I'd love to be a ballet dancer. Unfortunately, even before I developed arthritic knees, I developed a butt the size of Toledo. Dancing was my first ambition and it was never in the cards. Fortunately, I grew up in a period before this "you can be anything" crap was being ladled onto every school lunch tray, so I got over it. Today I get a thrill from watching ballet; my early ambition informed my current enjoyment. Same thing with singing. At one point I had a decent alto voice and sang in some choruses. At some point, my voice--what there was of it--went away. It's just not there anymore. Today I sing in the car, and I appreciate, with passion, the people who CAN sing. Somewhere along the line, I also learned where my real strength lay: writing. That's the one I stuck with, and it's paid off.

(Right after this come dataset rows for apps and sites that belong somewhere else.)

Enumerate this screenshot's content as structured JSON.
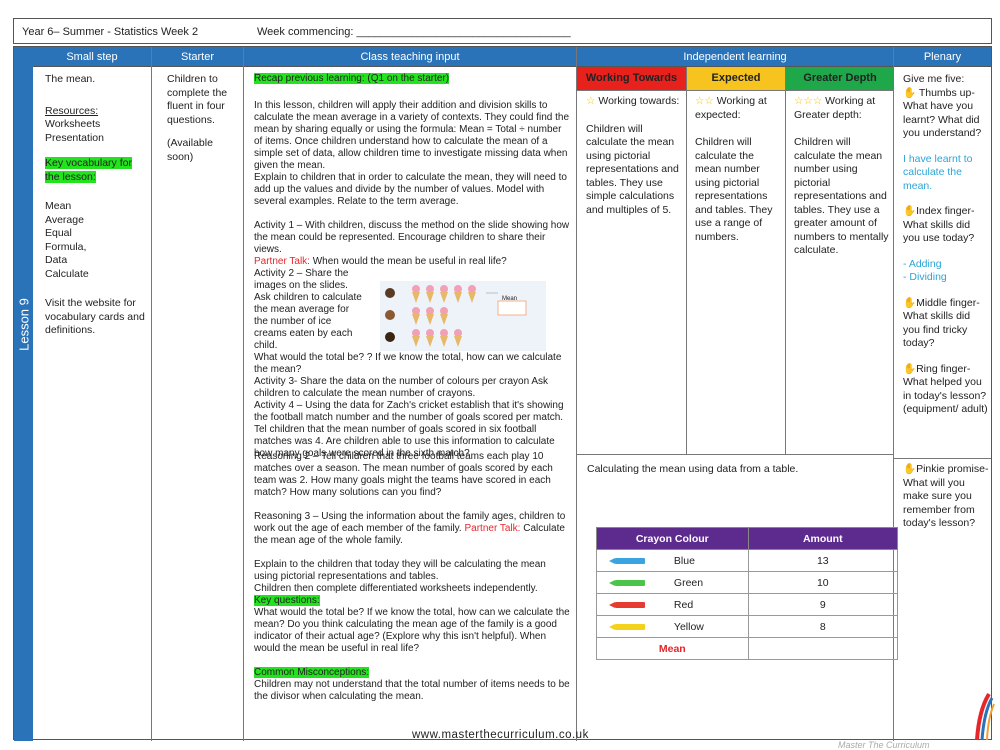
{
  "header": {
    "title": "Year 6– Summer - Statistics Week 2",
    "week": "Week commencing: ___________________________________"
  },
  "lesson_label": "Lesson 9",
  "columns": {
    "small_step": "Small step",
    "starter": "Starter",
    "class_teaching": "Class teaching input",
    "independent": "Independent learning",
    "plenary": "Plenary"
  },
  "small_step": {
    "title": "The mean.",
    "resources_label": "Resources:",
    "resources": [
      "Worksheets",
      "Presentation"
    ],
    "vocab_label": "Key vocabulary for the lesson:",
    "vocab": [
      "Mean",
      "Average",
      "Equal",
      "Formula,",
      "Data",
      "Calculate"
    ],
    "visit": "Visit the website for vocabulary cards and definitions."
  },
  "starter": {
    "text": "Children to complete the fluent in four questions.",
    "available": "(Available soon)"
  },
  "teaching": {
    "recap": "Recap previous learning: (Q1 on the starter)",
    "p1": "In this lesson, children will apply their addition and division skills to calculate the mean average in a variety of contexts. They could find the mean by sharing equally or using the formula: Mean = Total ÷ number of items. Once children understand how to calculate the mean of a simple set of data, allow children time to investigate missing data when given the mean.",
    "p2": "Explain to children that in order to calculate the mean, they will need to add up the values and divide by the number of values. Model with several examples.  Relate to the term average.",
    "a1": "Activity 1 – With children, discuss the method on the slide showing how the mean could be represented. Encourage children to share their views.",
    "pt1_label": "Partner Talk:",
    "pt1": " When would the mean be useful in real life?",
    "a2": "Activity 2 – Share the images on the slides. Ask children to calculate the mean average for the number of ice creams eaten by each child.",
    "mean_box": "Mean",
    "a2b": "What would the total be? ? If we know the total, how can we calculate the mean?",
    "a3": "Activity 3- Share the data on the number of colours per crayon Ask children to calculate the mean number of crayons.",
    "a4": " Activity 4 – Using the data for Zach's cricket establish that it's showing the football match number and the number of goals scored per match. Tel children that the  mean number of goals scored in six football matches was 4. Are children able to use this information to calculate how many goals were scored in the sixth match?",
    "r2": "Reasoning 2 – Tell children that three football teams each play 10 matches over a season. The mean number of goals scored by each team was 2. How many goals might the teams have scored in each match? How many solutions can you find?",
    "r3a": "Reasoning 3 – Using the information about the family ages, children to work out the age of each member of the family.",
    "pt2_label": "Partner Talk:",
    "r3b": " Calculate the mean age of the whole family.",
    "e1": "Explain to the children that today they will be calculating the mean using pictorial representations and tables.",
    "e2": "Children then complete differentiated worksheets independently.",
    "kq_label": "Key questions:",
    "kq": "What would the total be? If we know the total, how can we calculate the mean? Do you think calculating the mean age of the family is a good indicator of their actual age? (Explore why this isn't helpful). When would the mean be useful in real life?",
    "cm_label": "Common Misconceptions:",
    "cm": "Children may not understand that the total number of items needs to be the divisor when calculating the mean."
  },
  "independent": {
    "wt_label": "Working Towards",
    "ex_label": "Expected",
    "gd_label": "Greater Depth",
    "colors": {
      "wt": "#e8211c",
      "ex": "#f7c31f",
      "gd": "#1ea84a"
    },
    "wt_title": "Working towards:",
    "ex_title": "Working at expected:",
    "gd_title": "Working at Greater depth:",
    "wt_body": "Children will calculate the mean using pictorial representations and tables. They use simple calculations and multiples of 5.",
    "ex_body": "Children will calculate the mean number using pictorial representations and tables. They use a range of numbers.",
    "gd_body": "Children will calculate the mean number using pictorial representations and tables. They use a greater amount of numbers to mentally calculate.",
    "caption": "Calculating the mean using data from a table.",
    "table": {
      "headers": [
        "Crayon Colour",
        "Amount"
      ],
      "rows": [
        {
          "colour": "Blue",
          "amount": "13",
          "hex": "#3aa3e0"
        },
        {
          "colour": "Green",
          "amount": "10",
          "hex": "#4cc44a"
        },
        {
          "colour": "Red",
          "amount": "9",
          "hex": "#e53b30"
        },
        {
          "colour": "Yellow",
          "amount": "8",
          "hex": "#f4d21c"
        }
      ],
      "mean_label": "Mean"
    }
  },
  "plenary": {
    "p1": "Give me five:",
    "thumbs": "Thumbs up- What have you learnt? What did you understand?",
    "learnt": "I have learnt to calculate the mean.",
    "index": "Index finger- What skills did you use today?",
    "adding": "- Adding",
    "dividing": "- Dividing",
    "middle": "Middle finger- What skills did you find tricky today?",
    "ring": "Ring finger- What helped you in today's lesson? (equipment/ adult)",
    "pinkie": "Pinkie promise- What will you make sure you remember from today's lesson?"
  },
  "footer": {
    "url": "www.masterthecurriculum.co.uk",
    "brand": "Master The Curriculum"
  }
}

These people are not going to get over it these disappointments. They're going to spend years--decades--learning the lesson that talent DOES matter. Enthusiasm counts, singing for pleasure in the shower is a lovely thing, but there are times when you either have the chops or you don't. This is Simon's role on the show, and sometimes he's mean about it, and sometimes it's obvious he enjoys being mean, and I'm pretty sure that in his private life he is a gold-plated jerk--but still: his is the voice of reason. Sometimes it all boils down to this: you are not good enough. Or, you are good in your own idiosyncratic way, but you are not what we are looking for. And if the market is not looking for you, then you do you own thing, figure out a way to pay the rent, and see where your passion takes you. Which is what artists all do anyway. Wallace Stevens was an accountant or a lawyer, I forget, but he had a day job. Herman Melville worked in the U.S. Patent Office, even after he wrote Moby Dick.
I heard a radio interview the other night, late at night, with a singer-songwriter. I don't even remember the program, but the interviewer asked the singer (a woman) what her current projects were. Clearly, he was expecting news of some tour or record deal. "Actually," she said, "I'm working in a bookstore." Here was a talented person who had not found commercial success, but pursued her art anyway. And got a day job to pay the rent, as generations of artists before her have done. The interviewer actually gasped. He reacted as if she had confessed to turning tricks on the corner. Puh-leeze.
We live in a culture which worships fame, and we have taught our children that they are all geniuses, and that anything is within their reach if they just squinch their eyes shut and wish really really hard. What we should be doing is to teach them to look for their strengths--the real strengths, not their inflated ideas of what they think their strengths ought to be, based on years of watching too many Disney Channel chanteuses (and I use the term loosely). Realism is a good thing.
I think "American Idol" can be a great teaching tool; I watched it tonight with my 10 year old (who assured me the other day, "I can sing as well as Vanessa Hutchinson [no, I didn't know who she was, either], but nobody recognizes my talent.") My job is to give her a healthy reality check. Yes, she has a nice voice. Does she have an inflated sense of her abilities too? You bet. If it takes making her watch Simon Cowell bring a few people back to planet earth ("Idiot," I just heard him say to some idiot--righty-o there) to get the idea across that wishing alone won't make it so...then shlock TV is serving a rare and useful purpose. I think we should use it. God knows it needs to be good for SOMEthing, right?